the media glare of the English capital.
Both Coolatore and the newly converted Bishopstown are now available
for hire. Coolatore is the larger estate of the two – a beautiful
1866 Victorian country retreat with long halls and vaulted ceilings,
grand living and dining rooms, a library and a hidden staircase
that leads down to a basement bar installed by the Guinness
family. Bishopstown, having been derelict for years before the
Dunnings took it over, has been converted in a much more contemporary
style, with a wood- clad extension added to the original Georgian
house, along with a secret fourth-floor roof garden, designed
to afford Jackson panoramic views of the countryside without

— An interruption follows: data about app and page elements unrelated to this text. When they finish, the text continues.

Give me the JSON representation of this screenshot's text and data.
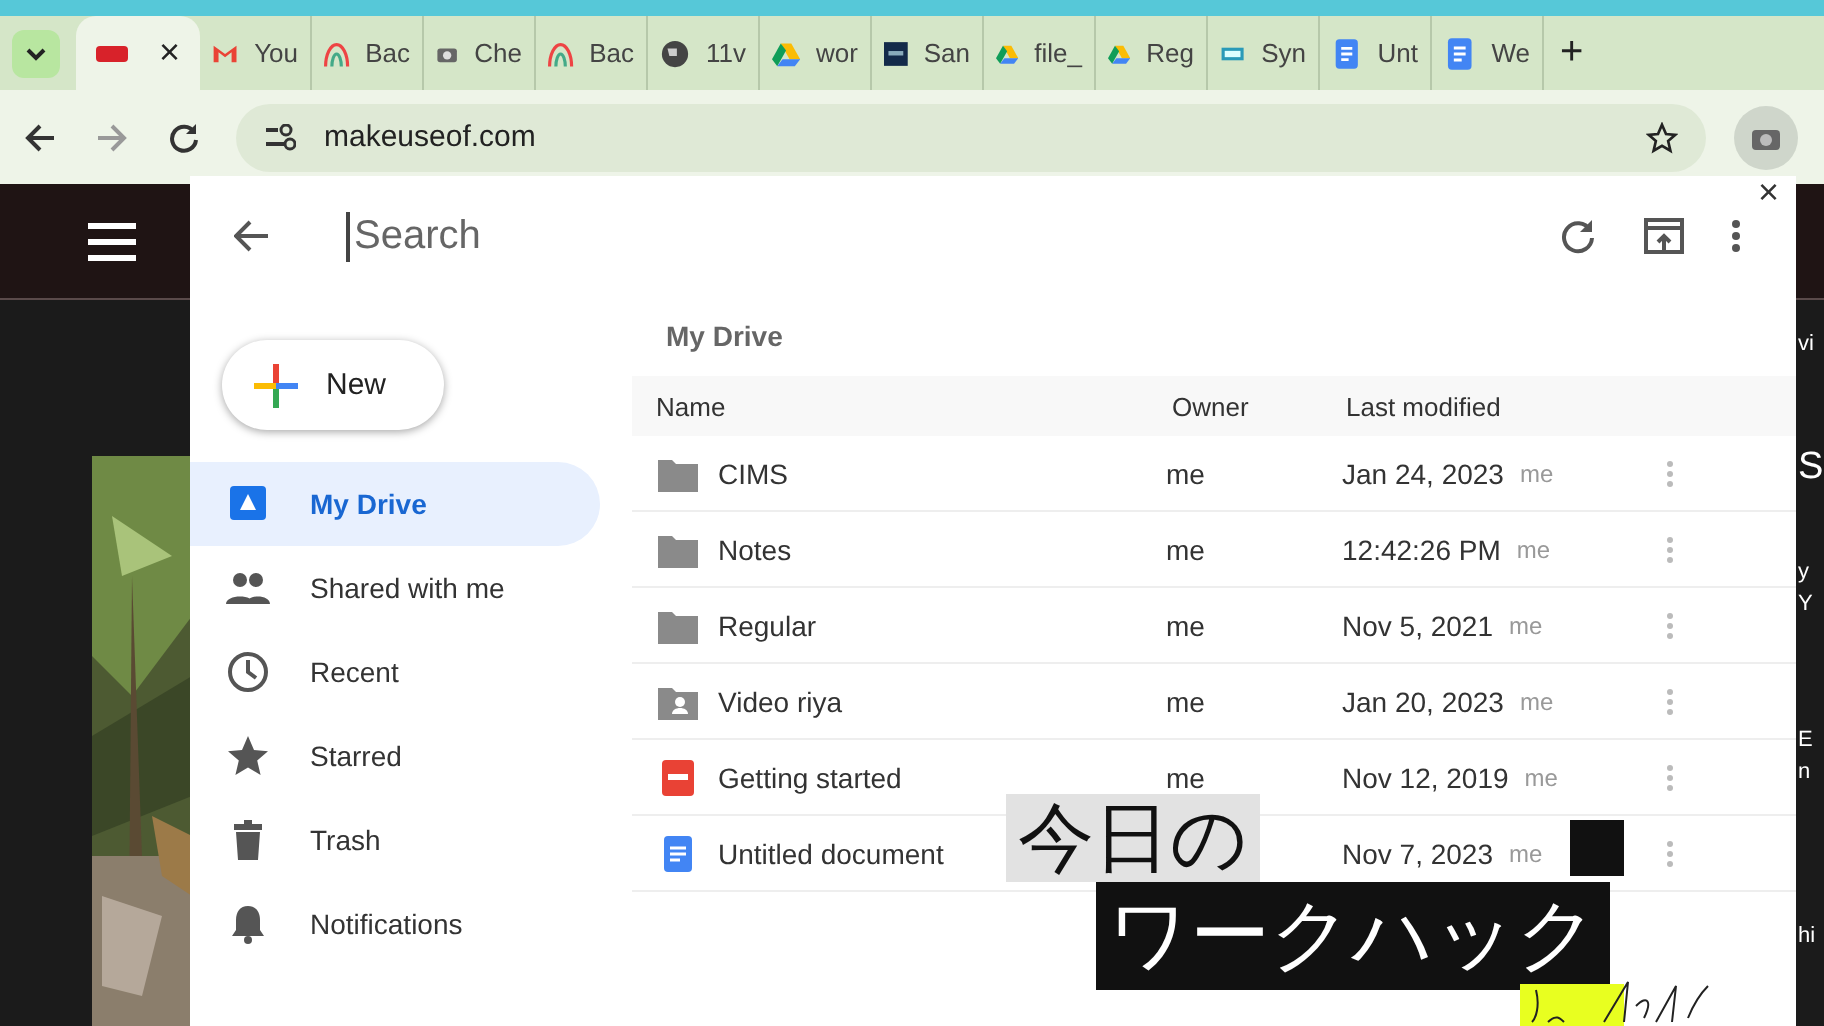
{
  "browser": {
    "tabs": [
      {
        "kind": "site",
        "selected": true,
        "close": "×"
      },
      {
        "label": "You",
        "kind": "gmail",
        "selected": false
      },
      {
        "label": "Bac",
        "kind": "rainbow",
        "selected": false
      },
      {
        "label": "Che",
        "kind": "camera",
        "selected": false
      },
      {
        "label": "Bac",
        "kind": "rainbow",
        "selected": false
      },
      {
        "label": "11v",
        "kind": "globe",
        "selected": false
      },
      {
        "label": "wor",
        "kind": "drive",
        "selected": false
      },
      {
        "label": "San",
        "kind": "square",
        "selected": false
      },
      {
        "label": "file_",
        "kind": "drive",
        "selected": false
      },
      {
        "label": "Reg",
        "kind": "drive",
        "selected": false
      },
      {
        "label": "Syn",
        "kind": "hq",
        "selected": false
      },
      {
        "label": "Unt",
        "kind": "doc",
        "selected": false
      },
      {
        "label": "We",
        "kind": "doc",
        "selected": false
      }
    ],
    "new_tab": "+",
    "address": "makeuseof.com"
  },
  "background_page": {
    "fragments": [
      "vi",
      "S",
      "y",
      "Y",
      "E",
      "n",
      "hi"
    ]
  },
  "dialog": {
    "search": {
      "placeholder": "Search"
    },
    "close": "×",
    "new_button": "New",
    "nav": [
      {
        "label": "My Drive",
        "kind": "drive",
        "selected": true
      },
      {
        "label": "Shared with me",
        "kind": "people",
        "selected": false
      },
      {
        "label": "Recent",
        "kind": "clock",
        "selected": false
      },
      {
        "label": "Starred",
        "kind": "star",
        "selected": false
      },
      {
        "label": "Trash",
        "kind": "trash",
        "selected": false
      },
      {
        "label": "Notifications",
        "kind": "bell",
        "selected": false
      }
    ],
    "breadcrumb": "My Drive",
    "table": {
      "columns": [
        "Name",
        "Owner",
        "Last modified"
      ],
      "rows": [
        {
          "name": "CIMS",
          "kind": "folder",
          "owner": "me",
          "modified": "Jan 24, 2023",
          "modified_by": "me"
        },
        {
          "name": "Notes",
          "kind": "folder",
          "owner": "me",
          "modified": "12:42:26 PM",
          "modified_by": "me"
        },
        {
          "name": "Regular",
          "kind": "folder",
          "owner": "me",
          "modified": "Nov 5, 2021",
          "modified_by": "me"
        },
        {
          "name": "Video riya",
          "kind": "shared_folder",
          "owner": "me",
          "modified": "Jan 20, 2023",
          "modified_by": "me"
        },
        {
          "name": "Getting started",
          "kind": "pdf",
          "owner": "me",
          "modified": "Nov 12, 2019",
          "modified_by": "me"
        },
        {
          "name": "Untitled document",
          "kind": "doc",
          "modified": "Nov 7, 2023",
          "modified_by": "me"
        }
      ]
    }
  },
  "caption": {
    "lines": [
      "今日の",
      "ワークハック"
    ]
  }
}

being seen himself. Both houses have six bedrooms and five bathrooms.
The houses are rented primarily as self-catering properties,
and if you use all the available beds, they can work out costing
€100 a night each. It is also possible to have meals supplied
by nearby Grouse Lodge (they can also arrange everything from
massages to clay pigeon shooting), with menus focusing on local
produce and vegetables grown in their own walled garden. Claire
and the staff at Grouse Lodge cooked for Jackson, who favoured
a simple, healthy diet of porridge for breakfast and main meals
of fish or chicken with vegetables. "The guy was fit – he was
getting stronger," Paddy says, "and I reckon if he had lived
here and stayed here, he wouldn't have died."
How to get there
Aer Lingus (aerlingus.com) has daily flights from London Heathrow
to Dublin, Cork, Shannon and Belfast, and from London Gatwick
to Dublin, Cork and Knock.
Source: Luke Bainbridge
The Observer, guardian.co.uk
Sunday 15 August 2010
Watch this interesting video:
Will.I.Am and Michael working at Grouse Lodge